■ Work instructions ■
How many lines in the records below contain the word "Electrical"? Reply with that number only.

■ Data records for software interfaces ■
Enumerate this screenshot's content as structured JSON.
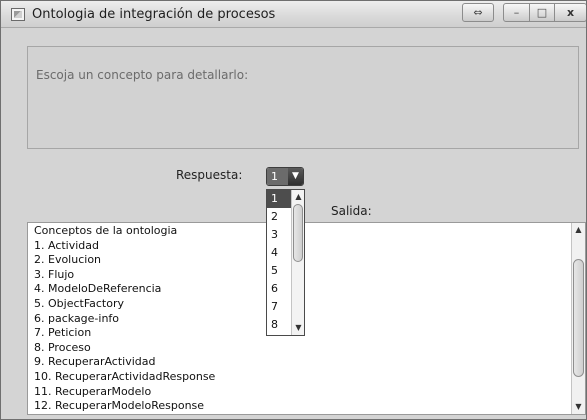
{
  "window": {
    "title": "Ontologia de integración de procesos",
    "buttons": {
      "restore": "⇔",
      "minimize": "–",
      "maximize": "□",
      "close": "x"
    }
  },
  "message": "Escoja  un concepto para detallarlo:",
  "response": {
    "label": "Respuesta:",
    "selected": "1",
    "arrow": "▼",
    "options": [
      "1",
      "2",
      "3",
      "4",
      "5",
      "6",
      "7",
      "8"
    ]
  },
  "output": {
    "label": "Salida:",
    "lines": [
      "Conceptos de la ontologia",
      "1. Actividad",
      "2. Evolucion",
      "3. Flujo",
      "4. ModeloDeReferencia",
      "5. ObjectFactory",
      "6. package-info",
      "7. Peticion",
      "8. Proceso",
      "9. RecuperarActividad",
      "10. RecuperarActividadResponse",
      "11. RecuperarModelo",
      "12. RecuperarModeloResponse"
    ]
  },
  "icons": {
    "scroll_up": "▲",
    "scroll_down": "▼"
  }
}
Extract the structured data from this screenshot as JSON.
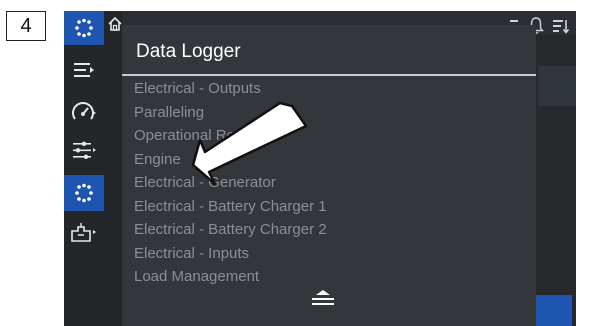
{
  "step": {
    "number": "4"
  },
  "menu": {
    "title": "Data Logger",
    "items": [
      "Electrical - Outputs",
      "Paralleling",
      "Operational Records",
      "Engine",
      "Electrical - Generator",
      "Electrical - Battery Charger 1",
      "Electrical - Battery Charger 2",
      "Electrical - Inputs",
      "Load Management"
    ]
  },
  "sidebar": {
    "icons": [
      "data-logger-icon",
      "menu-icon",
      "gauge-icon",
      "sliders-icon",
      "data-logger-icon",
      "power-flow-icon"
    ],
    "active_index": 4
  },
  "topbar": {
    "icons": [
      "home-icon",
      "minimize-icon",
      "bell-icon",
      "sort-icon"
    ]
  },
  "colors": {
    "accent": "#1e55b0",
    "background": "#26282c",
    "menu_bg": "#33363b",
    "text_primary": "#ffffff",
    "text_muted": "#8b8f95"
  }
}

■ Reply to the exercise ■
5